Corporation's ISYS search for use by individuals, and we request that you
use these files for personal, non-commercial purposes.

+ Refrain from automated querying Do not send automated queries of any sort
to Doctrine Publishing's system: If you are conducting research on machine
translation, optical character recognition or other areas where access to a
large amount of text is helpful, please contact us. We encourage the use of
public domain materials for these purposes and may be able to help.
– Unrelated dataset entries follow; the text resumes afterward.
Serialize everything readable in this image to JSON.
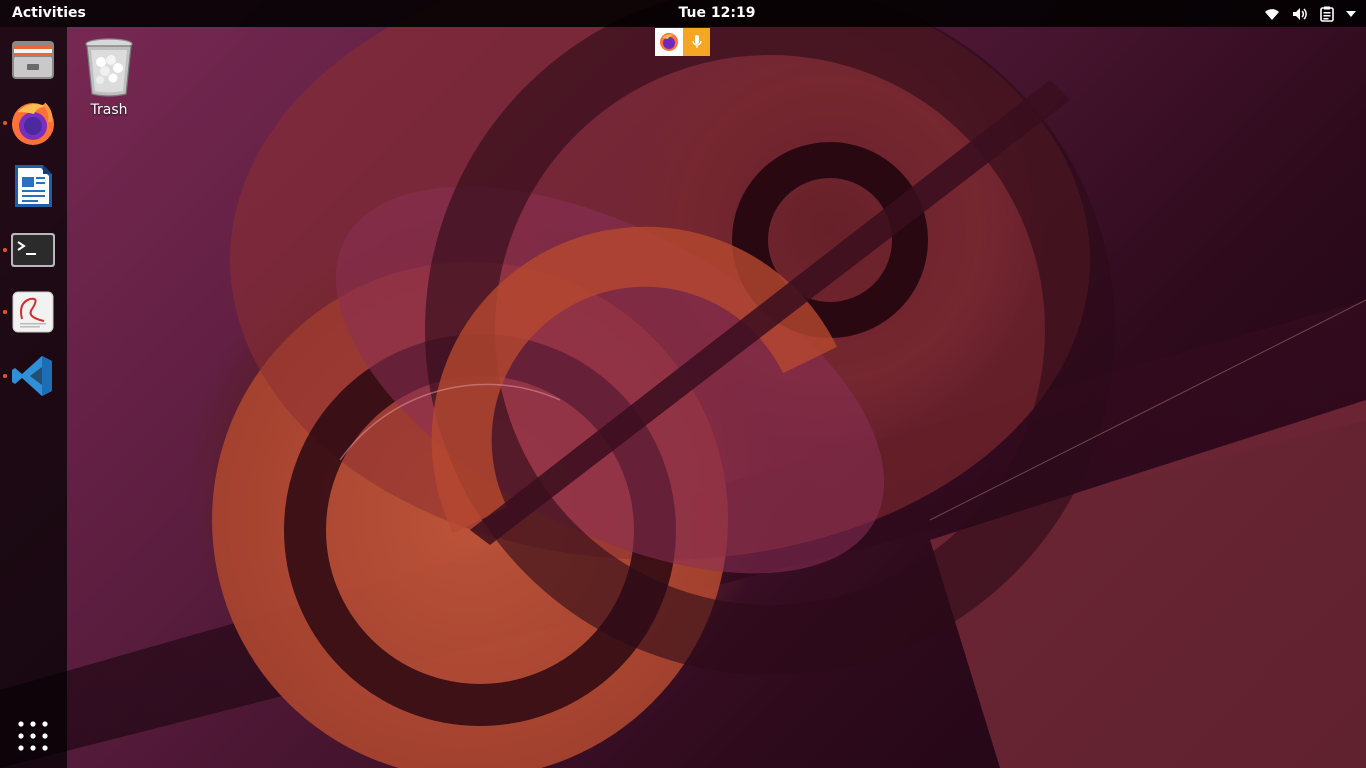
{
  "topbar": {
    "activities": "Activities",
    "clock": "Tue 12:19",
    "tray_icons": [
      "wifi-icon",
      "volume-icon",
      "clipboard-icon",
      "menu-arrow-icon"
    ]
  },
  "sharing_indicator": {
    "icons": [
      "firefox-icon",
      "microphone-icon"
    ],
    "mic_color": "#f5a623"
  },
  "dock": {
    "apps": [
      {
        "name": "files",
        "icon": "file-cabinet-icon",
        "running": false
      },
      {
        "name": "firefox",
        "icon": "firefox-icon",
        "running": true
      },
      {
        "name": "libreoffice-writer",
        "icon": "document-icon",
        "running": false
      },
      {
        "name": "terminal",
        "icon": "terminal-icon",
        "running": true
      },
      {
        "name": "document-viewer",
        "icon": "pdf-viewer-icon",
        "running": true
      },
      {
        "name": "vscode",
        "icon": "vscode-icon",
        "running": true
      }
    ],
    "show_apps_icon": "app-grid-icon",
    "running_dot_color": "#e95420"
  },
  "desktop": {
    "icons": [
      {
        "label": "Trash",
        "icon": "trash-icon"
      }
    ]
  },
  "colors": {
    "topbar_bg": "#000000",
    "accent": "#e95420",
    "vscode_blue": "#2f8fd8"
  }
}
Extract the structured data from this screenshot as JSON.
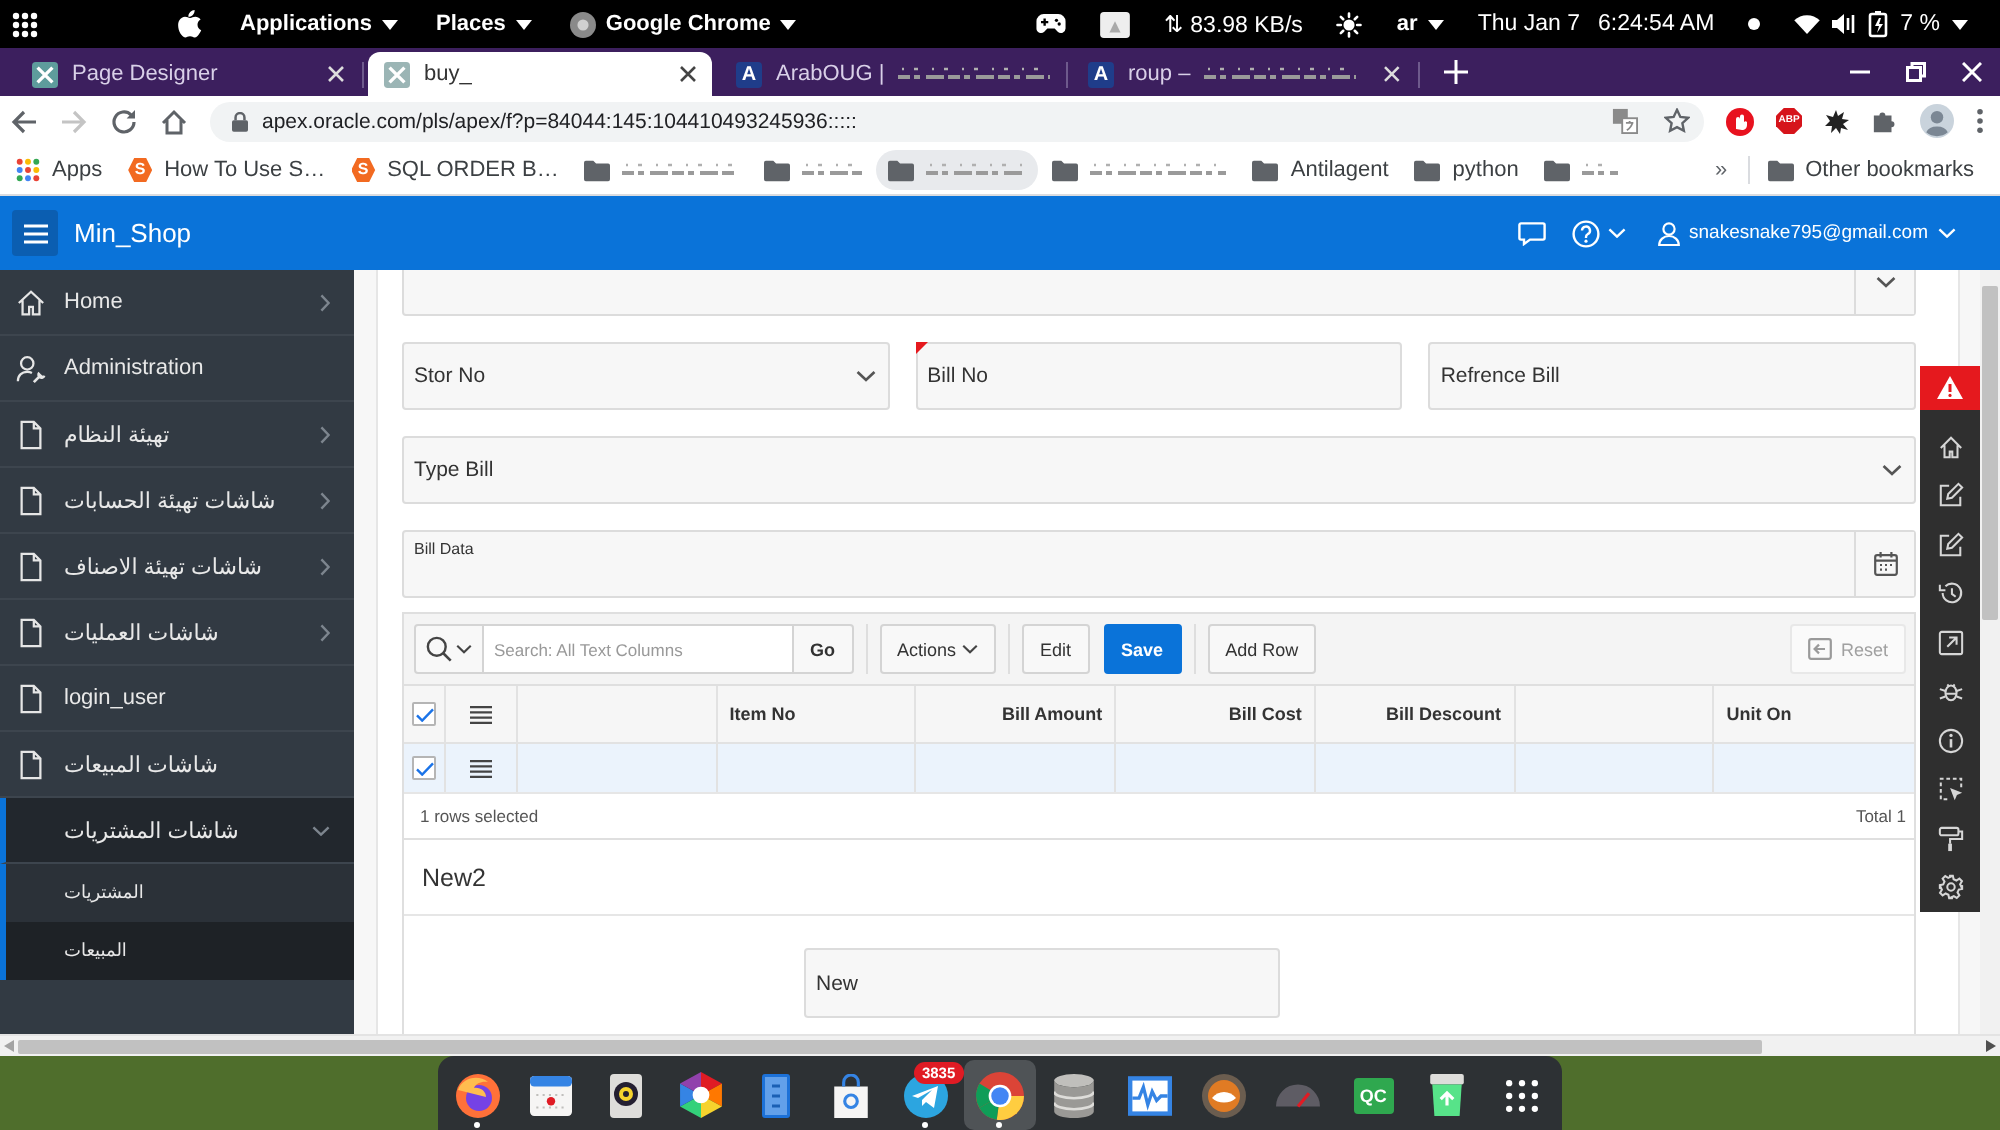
{
  "system_bar": {
    "menus": [
      {
        "kind": "menu",
        "label": "Applications"
      },
      {
        "kind": "menu",
        "label": "Places"
      },
      {
        "kind": "app",
        "label": "Google Chrome"
      }
    ],
    "network": "⇅ 83.98 KB/s",
    "keyboard_layout": "ar",
    "date": "Thu Jan 7",
    "time": "6:24:54 AM",
    "battery": "7 %"
  },
  "browser": {
    "tabs": [
      {
        "kind": "apex",
        "title": "Page Designer",
        "blurred_tail": false,
        "selected": false
      },
      {
        "kind": "apex",
        "title": "buy_",
        "blurred_tail": false,
        "selected": true
      },
      {
        "kind": "letter",
        "favicon_text": "A",
        "title": "ArabOUG |",
        "blurred_tail": true,
        "selected": false
      },
      {
        "kind": "letter",
        "favicon_text": "A",
        "title": "roup –",
        "blurred_tail": true,
        "selected": false
      }
    ],
    "forward_disabled": true,
    "url": "apex.oracle.com/pls/apex/f?p=84044:145:104410493245936:::::",
    "adblock_badge": "ABP",
    "bookmarks": [
      {
        "kind": "apps",
        "label": "Apps",
        "hovered": false
      },
      {
        "kind": "site",
        "favicon_text": "S",
        "label": "How To Use S…",
        "hovered": false
      },
      {
        "kind": "site",
        "favicon_text": "S",
        "label": "SQL ORDER B…",
        "hovered": false
      },
      {
        "kind": "folder",
        "hovered": false
      },
      {
        "kind": "folder",
        "hovered": false
      },
      {
        "kind": "folder",
        "hovered": true
      },
      {
        "kind": "folder",
        "hovered": false
      },
      {
        "kind": "folder",
        "label": "Antilagent",
        "hovered": false
      },
      {
        "kind": "folder",
        "label": "python",
        "hovered": false
      },
      {
        "kind": "folder",
        "hovered": false
      }
    ],
    "bookmarks_overflow": "»",
    "other_bookmarks": "Other bookmarks"
  },
  "apex": {
    "app_title": "Min_Shop",
    "user": "snakesnake795@gmail.com",
    "nav": [
      {
        "kind": "home",
        "label": "Home",
        "expanded": false,
        "selected": false
      },
      {
        "kind": "admin",
        "label": "Administration",
        "selected": false
      },
      {
        "kind": "page",
        "label": "تهيئة النظام",
        "expanded": false,
        "selected": false
      },
      {
        "kind": "page",
        "label": "شاشات تهيئة الحسابات",
        "expanded": false,
        "selected": false
      },
      {
        "kind": "page",
        "label": "شاشات تهيئة الاصناف",
        "expanded": false,
        "selected": false
      },
      {
        "kind": "page",
        "label": "شاشات العمليات",
        "expanded": false,
        "selected": false
      },
      {
        "kind": "page",
        "label": "login_user",
        "selected": false
      },
      {
        "kind": "page",
        "label": "شاشات المبيعات",
        "selected": false
      },
      {
        "kind": "group",
        "label": "شاشات المشتريات",
        "expanded": true,
        "selected": true,
        "children": [
          {
            "kind": "subpage",
            "label": "المشتريات",
            "selected": false
          },
          {
            "kind": "subpage",
            "label": "المبيعات",
            "selected": true
          }
        ]
      }
    ],
    "form": {
      "rows": [
        [
          {
            "kind": "lov",
            "required": false
          }
        ],
        [
          {
            "kind": "select",
            "label": "Stor No",
            "required": false
          },
          {
            "kind": "text",
            "label": "Bill No",
            "required": true
          },
          {
            "kind": "text",
            "label": "Refrence Bill",
            "required": false
          }
        ],
        [
          {
            "kind": "select",
            "label": "Type Bill",
            "required": false
          }
        ],
        [
          {
            "kind": "date",
            "label": "Bill Data",
            "required": false
          }
        ]
      ]
    },
    "grid": {
      "search_placeholder": "Search: All Text Columns",
      "go_button": "Go",
      "button_groups": [
        [
          {
            "kind": "menu",
            "label": "Actions"
          }
        ],
        [
          {
            "kind": "default",
            "label": "Edit"
          },
          {
            "kind": "primary",
            "label": "Save"
          }
        ],
        [
          {
            "kind": "default",
            "label": "Add Row"
          }
        ]
      ],
      "reset": {
        "label": "Reset",
        "disabled": true
      },
      "all_selected": true,
      "columns": [
        {
          "kind": "blank"
        },
        {
          "kind": "text",
          "label": "Item No"
        },
        {
          "kind": "number",
          "label": "Bill Amount"
        },
        {
          "kind": "number",
          "label": "Bill Cost"
        },
        {
          "kind": "number",
          "label": "Bill Descount"
        },
        {
          "kind": "blank"
        },
        {
          "kind": "text",
          "label": "Unit On"
        }
      ],
      "rows": [
        {
          "selected": true
        }
      ],
      "selection_status": "1 rows selected",
      "total": "Total 1"
    },
    "region": {
      "title": "New2",
      "field": {
        "label": "New"
      }
    }
  },
  "dock": {
    "apps": [
      {
        "running": true,
        "selected": false
      },
      {
        "running": false,
        "selected": false
      },
      {
        "running": false,
        "selected": false
      },
      {
        "running": false,
        "selected": false
      },
      {
        "running": false,
        "selected": false
      },
      {
        "running": false,
        "selected": false
      },
      {
        "running": true,
        "selected": false,
        "badge": "3835"
      },
      {
        "running": true,
        "selected": true
      },
      {
        "running": false,
        "selected": false
      },
      {
        "running": false,
        "selected": false
      },
      {
        "running": false,
        "selected": false
      },
      {
        "running": false,
        "selected": false
      },
      {
        "running": false,
        "selected": false,
        "logo_text": "QC"
      },
      {
        "running": false,
        "selected": false
      },
      {
        "running": false,
        "selected": false
      }
    ]
  }
}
+ Keep it legal -  Whatever your use, remember that you are responsible for
ensuring that what you are doing is legal. Do not assume that just because
we believe a book is in the public domain for users in the United States,
that the work is also in the public domain for users in other countries.
Whether a book is still in copyright varies from country to country, and we
can't offer guidance on whether any specific use of any specific book is
allowed. Please do not assume that a book's appearance in Doctrine Publishing
ISYS search  means it can be used in any manner anywhere in the world.
Copyright infringement liability can be quite severe.

About ISYS® Search Software
Established in 1988, ISYS Search Software is a global supplier of enterprise
search solutions for business and government.  The company's award-winning
software suite offers a broad range of search, navigation and discovery
solutions for desktop search, intranet search, SharePoint search and embedded
search applications.  ISYS has been deployed by thousands of organizations
operating in a variety of industries, including government, legal, law
enforcement, financial services, healthcare and recruitment.



Home